October 03 2011 - Ref No: PRNanoSight15

We are pleased to report that the School of Medicine at the University of St Andrews is using nanoparticle tracking analysis to characterize exosome behaviour.

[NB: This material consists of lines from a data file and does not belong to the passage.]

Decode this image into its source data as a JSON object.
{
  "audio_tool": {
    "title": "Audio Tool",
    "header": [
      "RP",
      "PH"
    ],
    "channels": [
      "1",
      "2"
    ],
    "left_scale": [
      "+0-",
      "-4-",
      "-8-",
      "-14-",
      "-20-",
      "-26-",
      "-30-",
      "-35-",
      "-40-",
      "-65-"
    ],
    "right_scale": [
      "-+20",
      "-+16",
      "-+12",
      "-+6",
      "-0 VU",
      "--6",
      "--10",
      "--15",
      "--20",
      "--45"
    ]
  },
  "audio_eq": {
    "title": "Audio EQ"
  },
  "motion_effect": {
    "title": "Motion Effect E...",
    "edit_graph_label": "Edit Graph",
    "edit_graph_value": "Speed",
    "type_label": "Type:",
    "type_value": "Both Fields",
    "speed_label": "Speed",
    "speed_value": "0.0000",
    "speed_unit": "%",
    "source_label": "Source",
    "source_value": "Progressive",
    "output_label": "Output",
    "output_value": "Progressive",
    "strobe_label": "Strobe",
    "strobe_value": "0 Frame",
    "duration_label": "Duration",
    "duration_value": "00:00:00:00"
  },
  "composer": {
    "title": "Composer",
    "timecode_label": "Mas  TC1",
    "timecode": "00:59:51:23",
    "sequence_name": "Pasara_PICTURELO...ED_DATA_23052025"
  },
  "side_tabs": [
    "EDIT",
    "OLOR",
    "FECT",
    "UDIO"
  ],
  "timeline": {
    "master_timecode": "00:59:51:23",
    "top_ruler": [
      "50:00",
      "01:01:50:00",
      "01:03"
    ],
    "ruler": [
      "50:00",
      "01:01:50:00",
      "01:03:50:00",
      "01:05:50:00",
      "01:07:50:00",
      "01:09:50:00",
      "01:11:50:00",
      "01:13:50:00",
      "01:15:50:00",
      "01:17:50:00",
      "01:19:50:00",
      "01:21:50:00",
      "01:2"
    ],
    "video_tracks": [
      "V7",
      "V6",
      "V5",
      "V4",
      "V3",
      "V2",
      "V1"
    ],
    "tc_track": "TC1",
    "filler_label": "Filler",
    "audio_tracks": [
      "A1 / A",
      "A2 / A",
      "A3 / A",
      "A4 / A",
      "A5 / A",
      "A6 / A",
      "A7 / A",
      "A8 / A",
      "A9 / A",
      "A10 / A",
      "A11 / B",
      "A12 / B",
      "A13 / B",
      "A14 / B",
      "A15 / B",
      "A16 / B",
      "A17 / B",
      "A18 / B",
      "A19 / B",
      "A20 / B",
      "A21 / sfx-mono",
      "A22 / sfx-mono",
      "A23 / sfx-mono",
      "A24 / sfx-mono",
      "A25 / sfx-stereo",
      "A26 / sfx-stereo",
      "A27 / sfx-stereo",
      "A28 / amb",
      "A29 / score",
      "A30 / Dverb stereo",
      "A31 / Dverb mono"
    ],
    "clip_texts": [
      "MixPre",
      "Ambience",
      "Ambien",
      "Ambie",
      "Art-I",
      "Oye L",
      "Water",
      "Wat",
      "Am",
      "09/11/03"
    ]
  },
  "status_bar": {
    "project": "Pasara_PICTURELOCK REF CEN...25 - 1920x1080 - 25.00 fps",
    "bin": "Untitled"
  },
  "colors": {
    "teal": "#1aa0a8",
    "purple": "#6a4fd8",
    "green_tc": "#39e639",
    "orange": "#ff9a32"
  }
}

Dr Simon Powis and his colleagues at the University of St Andrews are working to understand how a set of molecules involved in the immune system’s defence against intracellular pathogens function. These molecules are called major histocompatibility complex (MHC) class I molecules, and they are expressed on almost every cell in the body. Their relevance to medicine is most commonly known because they are one of the key sets of genes that have to be closely matched when an organ transplant is made, otherwise the transplant can be rejected. It is now known that their precise role in the normal immune system is to bind small fragments of degraded viral proteins which they display to T lymphocytes of the immune system. This allows the specific detection of ‘foreign’ proteins, i.e. from potential pathogens, and allows the immune system to specifically detect and kill infected cells, whilst leaving a neighbouring uninfected cell alone. In addition, there is one fascinating autoimmune disease closely associated with a particular type of MHC class I molecule. Over 90% of patients with a type of inflammatory arthritis called ankylosing spondylitis which affects the spine, expresses one specific type of MHC class I molecule called HLA-B27. The link between this arthritic condition and HLA-B27 has been known for almost 40 years, but the disease mechanism and how HLA-B27 is involved is yet to be understood.

Whilst the Powis group were studying MHC class I molecules expressed on exosomes, it was discovered that they can express a novel type of structure. The tail region of the MHC class I molecule, which sits inside the exosome, can frequently form a disulfide-bond linkage to another MHC class I molecule, thus bringing two molecules closely together in a dimeric structure. This normally does not happen on cells because the cytoplasm has a reducing environment, preventing disulfide bonds from forming. However, in exosomes the capacity to maintain a reducing environment seems to have been lost. The group is now studying whether cells of the immune system see these MHC class I dimers structures on exosomes and respond to them. Another key question is what peptides are found bound to MHC class I molecules on exosomes. The exosome production pathway is not the normal route for MHC class I molecules to get to the cell surface, so the possibility that different peptides are found in this subset of exosomal MHC class I molecules is a real possibility. To be able to study these exosomes from a variety of immune cells, it is necessary to detect their presence and size in cultures. This is the reason for the team choosing the NanoSight NTA approach with the LM10 system.

Prior to using NanoSight, flow cytometry had proved a valuable tool in the preliminary characterisation of the exosomes released by immune cells. Dr Powis says “The NanoSight approach allows a more accurate determination of size and relative concentration both before and after purification. This allows us to monitor the release of exosomes in the range 30-150nm after activation with a variety of immune stimuli relevant to both normal and aberrant immune responses in a way not previously visible with flow cytometry.”

To learn more about the work of Dr Powis, visit his university homepage.